Monday, December 10, 2012

Making friends with money

My husband and I are a saver and a spender, and you can guess which is which. Naturally, this has led to some conflicts within the marriage, and we are still trying to mediate our differences. But now we are turning a new leaf. We have refinanced our home, wiped out credit card and other debt, resolved to live within our means and determined to pay off our mortgage in five years so we can retire while we can still walk. We have also started taking an online course we signed up for ages ago and saved in our bookmarks.
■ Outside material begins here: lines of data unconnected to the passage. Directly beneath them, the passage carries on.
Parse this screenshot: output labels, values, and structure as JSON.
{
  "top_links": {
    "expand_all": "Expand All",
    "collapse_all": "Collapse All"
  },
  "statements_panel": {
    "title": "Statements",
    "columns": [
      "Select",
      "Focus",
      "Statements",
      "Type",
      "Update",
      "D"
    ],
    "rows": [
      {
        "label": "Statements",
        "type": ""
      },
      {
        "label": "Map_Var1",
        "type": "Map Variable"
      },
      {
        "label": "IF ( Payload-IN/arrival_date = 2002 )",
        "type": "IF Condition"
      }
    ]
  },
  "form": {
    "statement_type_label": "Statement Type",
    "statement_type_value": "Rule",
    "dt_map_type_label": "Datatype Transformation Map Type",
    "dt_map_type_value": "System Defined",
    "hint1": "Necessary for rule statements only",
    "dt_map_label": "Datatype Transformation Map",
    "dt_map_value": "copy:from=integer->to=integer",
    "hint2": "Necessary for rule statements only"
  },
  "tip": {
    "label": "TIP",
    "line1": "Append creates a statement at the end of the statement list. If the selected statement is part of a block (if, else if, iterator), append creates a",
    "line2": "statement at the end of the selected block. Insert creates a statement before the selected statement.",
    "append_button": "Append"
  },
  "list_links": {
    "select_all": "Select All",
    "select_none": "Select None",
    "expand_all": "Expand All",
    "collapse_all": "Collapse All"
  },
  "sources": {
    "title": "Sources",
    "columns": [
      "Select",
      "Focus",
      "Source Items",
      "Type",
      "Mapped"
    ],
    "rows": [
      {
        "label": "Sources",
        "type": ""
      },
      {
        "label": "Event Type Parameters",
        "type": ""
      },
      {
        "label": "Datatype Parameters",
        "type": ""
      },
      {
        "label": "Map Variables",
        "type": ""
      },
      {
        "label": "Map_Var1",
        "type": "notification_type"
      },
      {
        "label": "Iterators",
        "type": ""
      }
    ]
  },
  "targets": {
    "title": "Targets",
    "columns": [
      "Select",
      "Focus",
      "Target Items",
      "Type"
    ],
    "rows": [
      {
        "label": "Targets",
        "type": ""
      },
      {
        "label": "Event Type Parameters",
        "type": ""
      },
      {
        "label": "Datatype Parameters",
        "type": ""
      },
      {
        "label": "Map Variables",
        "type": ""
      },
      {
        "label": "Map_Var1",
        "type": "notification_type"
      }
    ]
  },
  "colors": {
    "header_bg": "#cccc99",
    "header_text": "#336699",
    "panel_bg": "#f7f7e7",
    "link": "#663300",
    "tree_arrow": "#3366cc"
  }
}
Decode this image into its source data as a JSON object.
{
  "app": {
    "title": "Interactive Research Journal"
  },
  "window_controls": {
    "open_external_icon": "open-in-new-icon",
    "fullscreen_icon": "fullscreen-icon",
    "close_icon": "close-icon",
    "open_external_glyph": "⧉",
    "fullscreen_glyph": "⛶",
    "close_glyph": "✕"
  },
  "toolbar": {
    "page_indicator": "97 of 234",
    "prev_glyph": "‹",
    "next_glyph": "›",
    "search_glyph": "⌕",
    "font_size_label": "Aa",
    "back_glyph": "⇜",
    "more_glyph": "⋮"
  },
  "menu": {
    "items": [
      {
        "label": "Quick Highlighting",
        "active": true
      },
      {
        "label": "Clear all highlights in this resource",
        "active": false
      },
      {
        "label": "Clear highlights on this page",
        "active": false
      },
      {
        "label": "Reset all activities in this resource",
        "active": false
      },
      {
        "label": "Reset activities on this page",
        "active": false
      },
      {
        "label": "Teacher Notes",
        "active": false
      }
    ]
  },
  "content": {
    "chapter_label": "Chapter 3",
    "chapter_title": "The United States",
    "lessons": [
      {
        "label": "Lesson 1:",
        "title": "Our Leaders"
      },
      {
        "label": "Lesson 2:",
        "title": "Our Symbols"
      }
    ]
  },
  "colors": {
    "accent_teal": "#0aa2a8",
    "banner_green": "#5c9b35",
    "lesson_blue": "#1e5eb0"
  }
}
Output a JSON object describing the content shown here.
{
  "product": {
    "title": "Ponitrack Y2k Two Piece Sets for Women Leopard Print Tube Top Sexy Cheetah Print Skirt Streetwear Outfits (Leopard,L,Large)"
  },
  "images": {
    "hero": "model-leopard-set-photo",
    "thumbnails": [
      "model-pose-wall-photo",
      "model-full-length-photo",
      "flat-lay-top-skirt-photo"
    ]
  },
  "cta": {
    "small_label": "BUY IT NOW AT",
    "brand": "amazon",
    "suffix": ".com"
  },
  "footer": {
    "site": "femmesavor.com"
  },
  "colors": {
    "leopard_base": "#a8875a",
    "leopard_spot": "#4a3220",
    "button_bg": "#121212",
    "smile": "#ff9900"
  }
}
It’s called “Healing Your Money Karma” after a book by the same name and it helps viewers see how the money messages they got from childhood influence money habits of today – and how the shame and secrecy that often attaches to those habits can be eliminated by replacing old messages with ones more in keeping with our adult values. One of my perceived childhood messages was that there was a powerful grantor – my father – and I was helpless to procure anything that cost more than my allowance without his approval and checkbook. That message led to some immature, rebellious decisions about money later in life – buying something I wanted despite not having the money for it being a prime example. But I am replacing that message in my thinking with a new mantra – “I am managing my money well.” It’s such a foreign concept to me. But I haven’t used a credit card for more than two months, money conversations with my husband are no longer tinged with fear or shame and I have faith that we can actually accomplish the goals we have set for ourselves. I am managing my money well. At 65, finally, I think I actually am.